A faithful copy of the data is what is wanted, minus any pictures.

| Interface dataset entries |
---
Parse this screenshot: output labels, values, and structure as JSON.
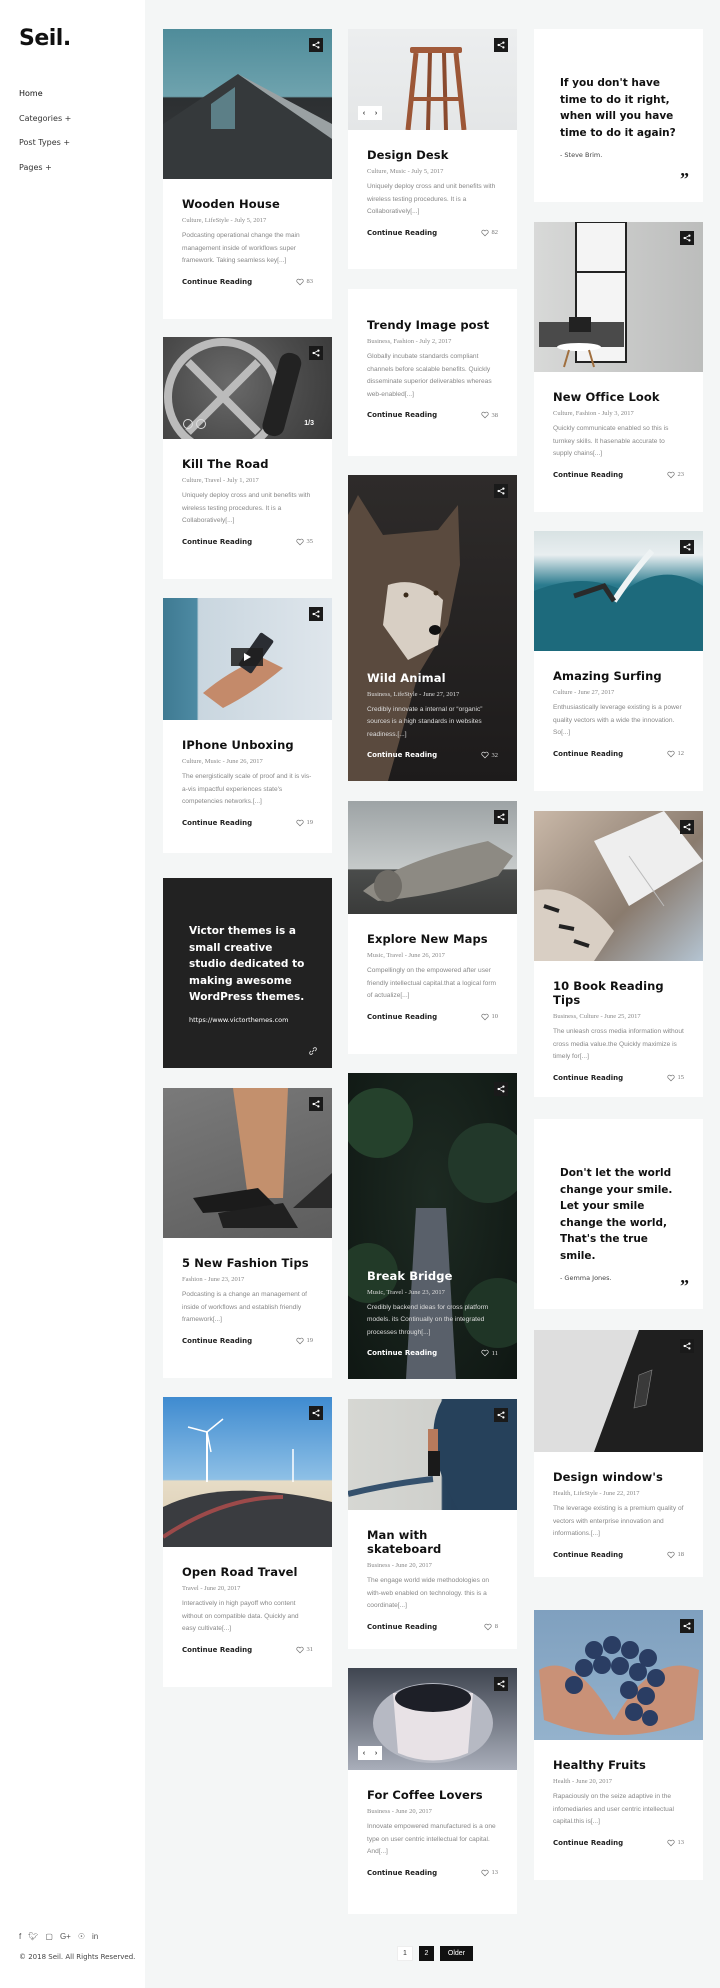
{
  "site": {
    "logo": "Seil.",
    "nav": [
      "Home",
      "Categories +",
      "Post Types +",
      "Pages +"
    ],
    "socials": [
      "facebook-icon",
      "twitter-icon",
      "instagram-icon",
      "google-plus-icon",
      "pinterest-icon",
      "linkedin-icon"
    ],
    "social_glyphs": [
      "f",
      "✓",
      "▢",
      "G+",
      "☉",
      "in"
    ],
    "copyright": "© 2018 Seil. All Rights Reserved."
  },
  "common": {
    "continue": "Continue Reading"
  },
  "posts": {
    "wooden_house": {
      "title": "Wooden House",
      "meta": "Culture, LifeStyle - July 5, 2017",
      "excerpt": "Podcasting operational change the main management inside of workflows super framework. Taking seamless key[...]",
      "likes": "83"
    },
    "design_desk": {
      "title": "Design Desk",
      "meta": "Culture, Music - July 5, 2017",
      "excerpt": "Uniquely deploy cross and unit benefits with wireless testing procedures. It is a Collaboratively[...]",
      "likes": "82"
    },
    "trendy": {
      "title": "Trendy Image post",
      "meta": "Business, Fashion - July 2, 2017",
      "excerpt": "Globally incubate standards compliant channels before scalable benefits. Quickly disseminate superior deliverables whereas web-enabled[...]",
      "likes": "38"
    },
    "kill_road": {
      "title": "Kill The Road",
      "meta": "Culture, Travel - July 1, 2017",
      "excerpt": "Uniquely deploy cross and unit benefits with wireless testing procedures. It is a Collaboratively[...]",
      "likes": "35",
      "slide_count": "1/3"
    },
    "new_office": {
      "title": "New Office Look",
      "meta": "Culture, Fashion - July 3, 2017",
      "excerpt": "Quickly communicate enabled so this is turnkey skills. It hasenable accurate to supply chains[...]",
      "likes": "23"
    },
    "wild_animal": {
      "title": "Wild Animal",
      "meta": "Business, LifeStyle - June 27, 2017",
      "excerpt": "Credibly innovate a internal or “organic” sources is a high standards in websites readiness.[...]",
      "likes": "32"
    },
    "surfing": {
      "title": "Amazing Surfing",
      "meta": "Culture - June 27, 2017",
      "excerpt": "Enthusiastically leverage existing is a power quality vectors with a wide the innovation. So[...]",
      "likes": "12"
    },
    "iphone": {
      "title": "IPhone Unboxing",
      "meta": "Culture, Music - June 26, 2017",
      "excerpt": "The energistically scale of proof and it is vis-a-vis impactful experiences state's competencies networks.[...]",
      "likes": "19"
    },
    "maps": {
      "title": "Explore New Maps",
      "meta": "Music, Travel - June 26, 2017",
      "excerpt": "Compellingly on the empowered after user friendly intellectual capital.that a logical form of actualize[...]",
      "likes": "10"
    },
    "book": {
      "title": "10 Book Reading Tips",
      "meta": "Business, Culture - June 25, 2017",
      "excerpt": "The unleash cross media information without cross media value.the Quickly maximize is timely for[...]",
      "likes": "15"
    },
    "fashion": {
      "title": "5 New Fashion Tips",
      "meta": "Fashion - June 23, 2017",
      "excerpt": "Podcasting is a change an management of inside of workflows and establish friendly framework[...]",
      "likes": "19"
    },
    "bridge": {
      "title": "Break Bridge",
      "meta": "Music, Travel - June 23, 2017",
      "excerpt": "Credibly backend ideas for cross platform models. its Continually on the integrated processes through[...]",
      "likes": "11"
    },
    "window": {
      "title": "Design window's",
      "meta": "Health, LifeStyle - June 22, 2017",
      "excerpt": "The leverage existing is a premium quality of vectors with enterprise innovation and informations.[...]",
      "likes": "18"
    },
    "road": {
      "title": "Open Road Travel",
      "meta": "Travel - June 20, 2017",
      "excerpt": "Interactively in high payoff who content without on compatible data. Quickly and easy cultivate[...]",
      "likes": "31"
    },
    "skate": {
      "title": "Man with skateboard",
      "meta": "Business - June 20, 2017",
      "excerpt": "The engage world wide methodologies on with-web enabled on technology. this is a coordinate[...]",
      "likes": "8"
    },
    "coffee": {
      "title": "For Coffee Lovers",
      "meta": "Business - June 20, 2017",
      "excerpt": "Innovate empowered manufactured is a one type on user centric intellectual for capital. And[...]",
      "likes": "13"
    },
    "fruits": {
      "title": "Healthy Fruits",
      "meta": "Health - June 20, 2017",
      "excerpt": "Rapaciously on the seize adaptive in the infomediaries and user centric intellectual capital.this is[...]",
      "likes": "13"
    }
  },
  "quotes": {
    "q1": {
      "text": "If you don't have time to do it right, when will you have time to do it again?",
      "author": "- Steve Brim."
    },
    "q2": {
      "text": "Don't let the world change your smile. Let your smile change the world, That's the true smile.",
      "author": "- Gemma Jones."
    }
  },
  "link_post": {
    "text": "Victor themes is a small creative studio dedicated to making awesome WordPress themes.",
    "url": "https://www.victorthemes.com"
  },
  "pagination": {
    "pages": [
      "1",
      "2"
    ],
    "current": "2",
    "older": "Older"
  }
}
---
| Result of the exercise |
Parse this screenshot: output labels, values, and structure as JSON.
{
  "site": {
    "logo": "Seil.",
    "nav": [
      "Home",
      "Categories +",
      "Post Types +",
      "Pages +"
    ],
    "socials": [
      "facebook-icon",
      "twitter-icon",
      "instagram-icon",
      "google-plus-icon",
      "pinterest-icon",
      "linkedin-icon"
    ],
    "social_glyphs": [
      "f",
      "✓",
      "▢",
      "G+",
      "☉",
      "in"
    ],
    "copyright": "© 2018 Seil. All Rights Reserved."
  },
  "common": {
    "continue": "Continue Reading"
  },
  "posts": {
    "wooden_house": {
      "title": "Wooden House",
      "meta": "Culture, LifeStyle - July 5, 2017",
      "excerpt": "Podcasting operational change the main management inside of workflows super framework. Taking seamless key[...]",
      "likes": "83"
    },
    "design_desk": {
      "title": "Design Desk",
      "meta": "Culture, Music - July 5, 2017",
      "excerpt": "Uniquely deploy cross and unit benefits with wireless testing procedures. It is a Collaboratively[...]",
      "likes": "82"
    },
    "trendy": {
      "title": "Trendy Image post",
      "meta": "Business, Fashion - July 2, 2017",
      "excerpt": "Globally incubate standards compliant channels before scalable benefits. Quickly disseminate superior deliverables whereas web-enabled[...]",
      "likes": "38"
    },
    "kill_road": {
      "title": "Kill The Road",
      "meta": "Culture, Travel - July 1, 2017",
      "excerpt": "Uniquely deploy cross and unit benefits with wireless testing procedures. It is a Collaboratively[...]",
      "likes": "35",
      "slide_count": "1/3"
    },
    "new_office": {
      "title": "New Office Look",
      "meta": "Culture, Fashion - July 3, 2017",
      "excerpt": "Quickly communicate enabled so this is turnkey skills. It hasenable accurate to supply chains[...]",
      "likes": "23"
    },
    "wild_animal": {
      "title": "Wild Animal",
      "meta": "Business, LifeStyle - June 27, 2017",
      "excerpt": "Credibly innovate a internal or “organic” sources is a high standards in websites readiness.[...]",
      "likes": "32"
    },
    "surfing": {
      "title": "Amazing Surfing",
      "meta": "Culture - June 27, 2017",
      "excerpt": "Enthusiastically leverage existing is a power quality vectors with a wide the innovation. So[...]",
      "likes": "12"
    },
    "iphone": {
      "title": "IPhone Unboxing",
      "meta": "Culture, Music - June 26, 2017",
      "excerpt": "The energistically scale of proof and it is vis-a-vis impactful experiences state's competencies networks.[...]",
      "likes": "19"
    },
    "maps": {
      "title": "Explore New Maps",
      "meta": "Music, Travel - June 26, 2017",
      "excerpt": "Compellingly on the empowered after user friendly intellectual capital.that a logical form of actualize[...]",
      "likes": "10"
    },
    "book": {
      "title": "10 Book Reading Tips",
      "meta": "Business, Culture - June 25, 2017",
      "excerpt": "The unleash cross media information without cross media value.the Quickly maximize is timely for[...]",
      "likes": "15"
    },
    "fashion": {
      "title": "5 New Fashion Tips",
      "meta": "Fashion - June 23, 2017",
      "excerpt": "Podcasting is a change an management of inside of workflows and establish friendly framework[...]",
      "likes": "19"
    },
    "bridge": {
      "title": "Break Bridge",
      "meta": "Music, Travel - June 23, 2017",
      "excerpt": "Credibly backend ideas for cross platform models. its Continually on the integrated processes through[...]",
      "likes": "11"
    },
    "window": {
      "title": "Design window's",
      "meta": "Health, LifeStyle - June 22, 2017",
      "excerpt": "The leverage existing is a premium quality of vectors with enterprise innovation and informations.[...]",
      "likes": "18"
    },
    "road": {
      "title": "Open Road Travel",
      "meta": "Travel - June 20, 2017",
      "excerpt": "Interactively in high payoff who content without on compatible data. Quickly and easy cultivate[...]",
      "likes": "31"
    },
    "skate": {
      "title": "Man with skateboard",
      "meta": "Business - June 20, 2017",
      "excerpt": "The engage world wide methodologies on with-web enabled on technology. this is a coordinate[...]",
      "likes": "8"
    },
    "coffee": {
      "title": "For Coffee Lovers",
      "meta": "Business - June 20, 2017",
      "excerpt": "Innovate empowered manufactured is a one type on user centric intellectual for capital. And[...]",
      "likes": "13"
    },
    "fruits": {
      "title": "Healthy Fruits",
      "meta": "Health - June 20, 2017",
      "excerpt": "Rapaciously on the seize adaptive in the infomediaries and user centric intellectual capital.this is[...]",
      "likes": "13"
    }
  },
  "quotes": {
    "q1": {
      "text": "If you don't have time to do it right, when will you have time to do it again?",
      "author": "- Steve Brim."
    },
    "q2": {
      "text": "Don't let the world change your smile. Let your smile change the world, That's the true smile.",
      "author": "- Gemma Jones."
    }
  },
  "link_post": {
    "text": "Victor themes is a small creative studio dedicated to making awesome WordPress themes.",
    "url": "https://www.victorthemes.com"
  },
  "pagination": {
    "pages": [
      "1",
      "2"
    ],
    "current": "2",
    "older": "Older"
  }
}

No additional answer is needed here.